The consumer oriented society in which Willy lives will not allow him to live the American Dream. Willy is fascinated by accumulating things. His desire for goods makes him want objects that he neither needed nor could afford. As he tries to live the American dream he venerates those who have been successful at doing so, like Thomas Edison, B. F. Goodrich, and Ben, his successful brother. Furthermore he punished those who did not work towards that ideal or accomplish it, such as Biff, his son, and most importantly himself.
The extreme to which he followed the dream brought him to disillusionment and lose sense of reality. Willy created a reality for himself where he “knocked ‘em cold in Providence,” and “slaughtered ‘em in Boston” (p. 33). The ultimate result of his disillusionment is his suicide. It is ironic that he dies for his ideals although they are misconstrued. The problem with Willy’s ideals which ultimately kills him is that he has lost sight of achieving the true goal of the American Dream, happiness and freedom, and the dream took control of him.

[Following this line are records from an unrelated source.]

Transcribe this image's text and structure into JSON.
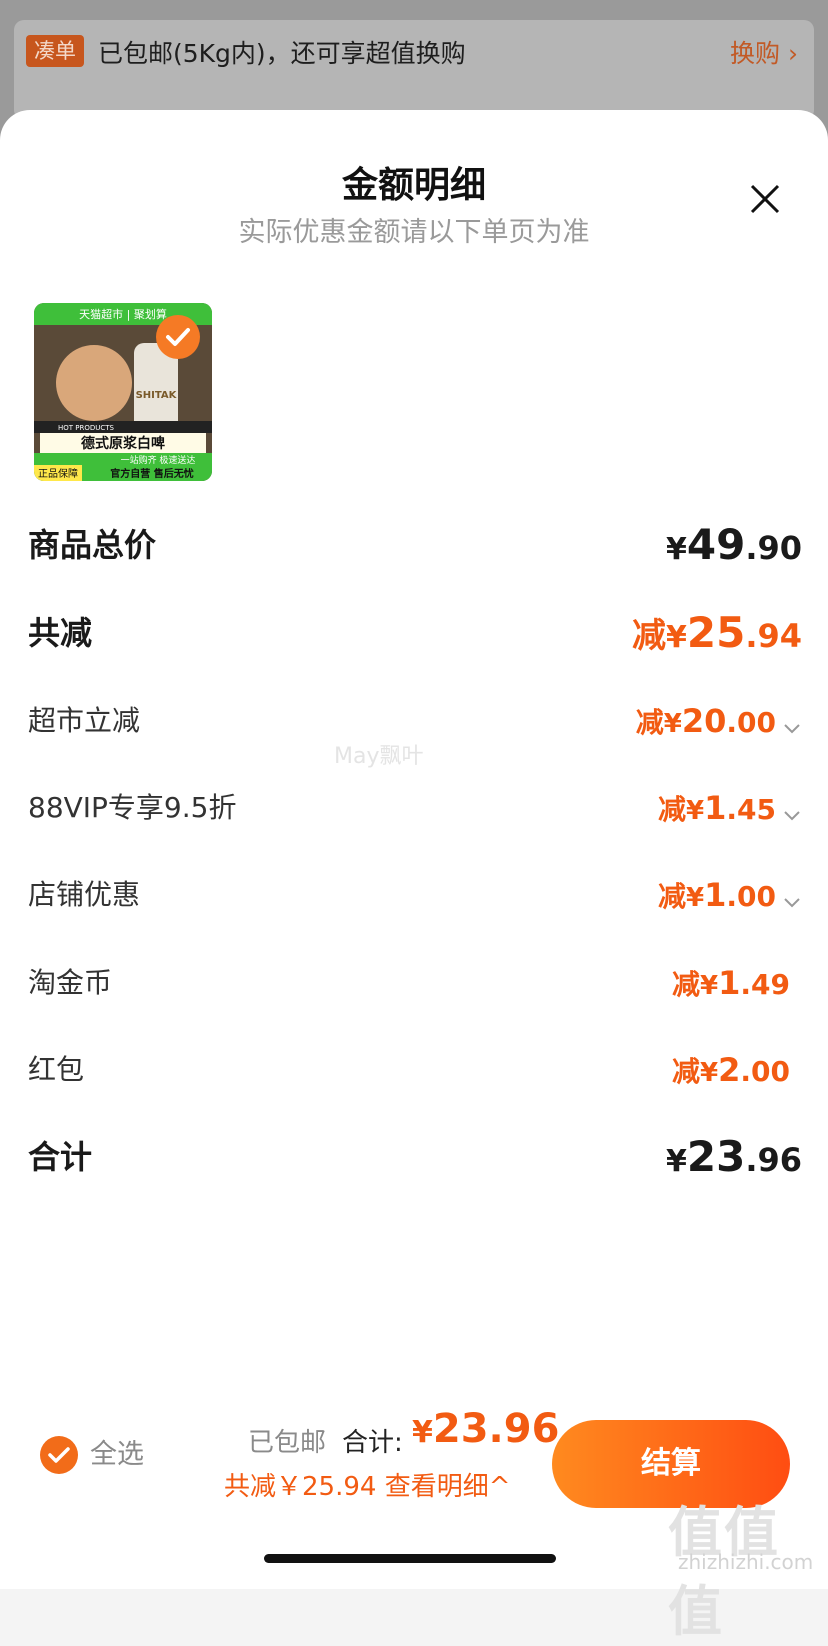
{
  "promo": {
    "tag": "凑单",
    "text": "已包邮(5Kg内)，还可享超值换购",
    "link": "换购 ›"
  },
  "sheet": {
    "title": "金额明细",
    "subtitle": "实际优惠金额请以下单页为准"
  },
  "product": {
    "badge_top": "天猫超市 | 聚划算",
    "brand": "SHITAK",
    "line1": "德式原浆白啤",
    "line2": "一站购齐 极速送达",
    "line3": "官方自营 售后无忧",
    "guarantee": "正品保障",
    "hot": "HOT PRODUCTS"
  },
  "rows": {
    "goods_total": {
      "label": "商品总价",
      "currency": "¥",
      "int": "49",
      "dec": ".90"
    },
    "total_reduce": {
      "label": "共减",
      "prefix": "减",
      "currency": "¥",
      "int": "25",
      "dec": ".94"
    },
    "market": {
      "label": "超市立减",
      "prefix": "减",
      "currency": "¥",
      "int": "20",
      "dec": ".00"
    },
    "vip": {
      "label": "88VIP专享9.5折",
      "prefix": "减",
      "currency": "¥",
      "int": "1",
      "dec": ".45"
    },
    "store": {
      "label": "店铺优惠",
      "prefix": "减",
      "currency": "¥",
      "int": "1",
      "dec": ".00"
    },
    "coins": {
      "label": "淘金币",
      "prefix": "减",
      "currency": "¥",
      "int": "1",
      "dec": ".49"
    },
    "redpacket": {
      "label": "红包",
      "prefix": "减",
      "currency": "¥",
      "int": "2",
      "dec": ".00"
    },
    "sum": {
      "label": "合计",
      "currency": "¥",
      "int": "23",
      "dec": ".96"
    }
  },
  "watermark": "May飘叶",
  "footer": {
    "select_all": "全选",
    "shipping": "已包邮",
    "total_label": "合计:",
    "total_currency": "¥",
    "total_value": "23.96",
    "saved": "共减￥25.94",
    "detail": "查看明细^",
    "checkout": "结算"
  },
  "brand_watermark": {
    "logo": "值值值",
    "site": "zhizhizhi.com"
  },
  "colors": {
    "accent": "#f25b12",
    "checkout_start": "#ff8a1f",
    "checkout_end": "#ff4d12"
  }
}
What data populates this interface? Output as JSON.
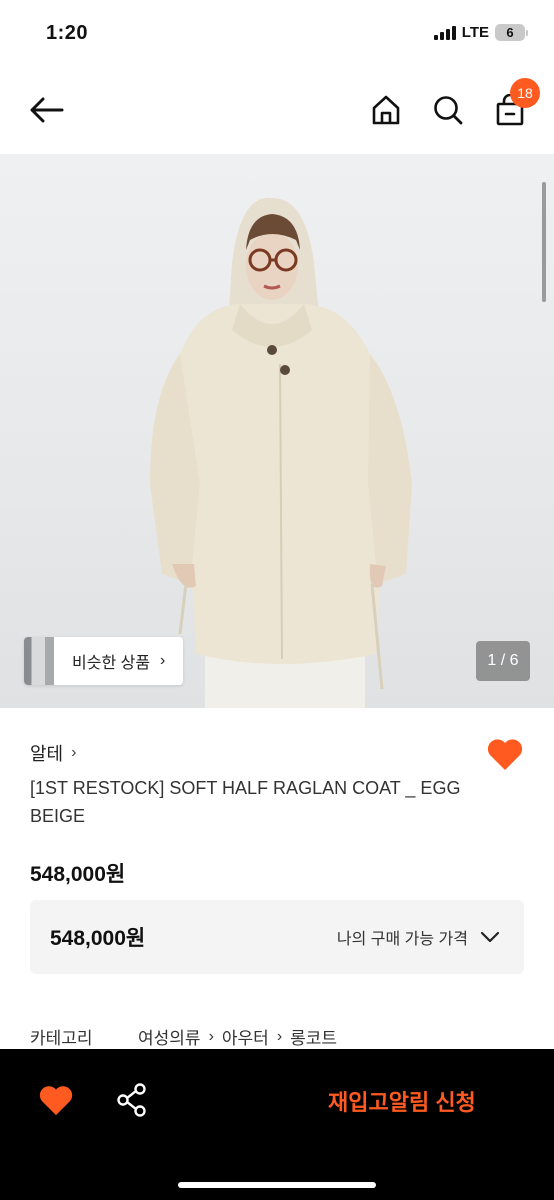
{
  "status": {
    "time": "1:20",
    "network": "LTE",
    "battery": "6"
  },
  "nav": {
    "cart_count": "18",
    "icons": [
      "arrow-left-icon",
      "home-icon",
      "search-icon",
      "shopping-bag-icon"
    ]
  },
  "gallery": {
    "similar_label": "비슷한 상품",
    "counter": "1 / 6",
    "image_subject": "product-photo"
  },
  "product": {
    "brand": "알테",
    "title": "[1ST RESTOCK] SOFT HALF RAGLAN COAT _ EGG BEIGE",
    "price": "548,000원",
    "my_price": "548,000원",
    "my_price_label": "나의 구매 가능 가격",
    "liked": true
  },
  "category": {
    "label": "카테고리",
    "crumbs": [
      "여성의류",
      "아우터",
      "롱코트"
    ]
  },
  "bottom": {
    "cta": "재입고알림 신청"
  },
  "colors": {
    "accent": "#ff5a1f",
    "bottom_bar": "#000000"
  }
}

He struggled to achieve something that he could not; he did not have the talent to be a salesman. He became so obsessed with living the dream that he was unable to be content with his talents in carpentry and with his family. There is also a manner in which he pursues the Dream. He is a salesman, a profession that is associated with trickery and illusion. He could not pursue a noble dream by doing something that is based in deceit. His quest was cursed from the start and the fact that he lived the quest and not the dream made it worse.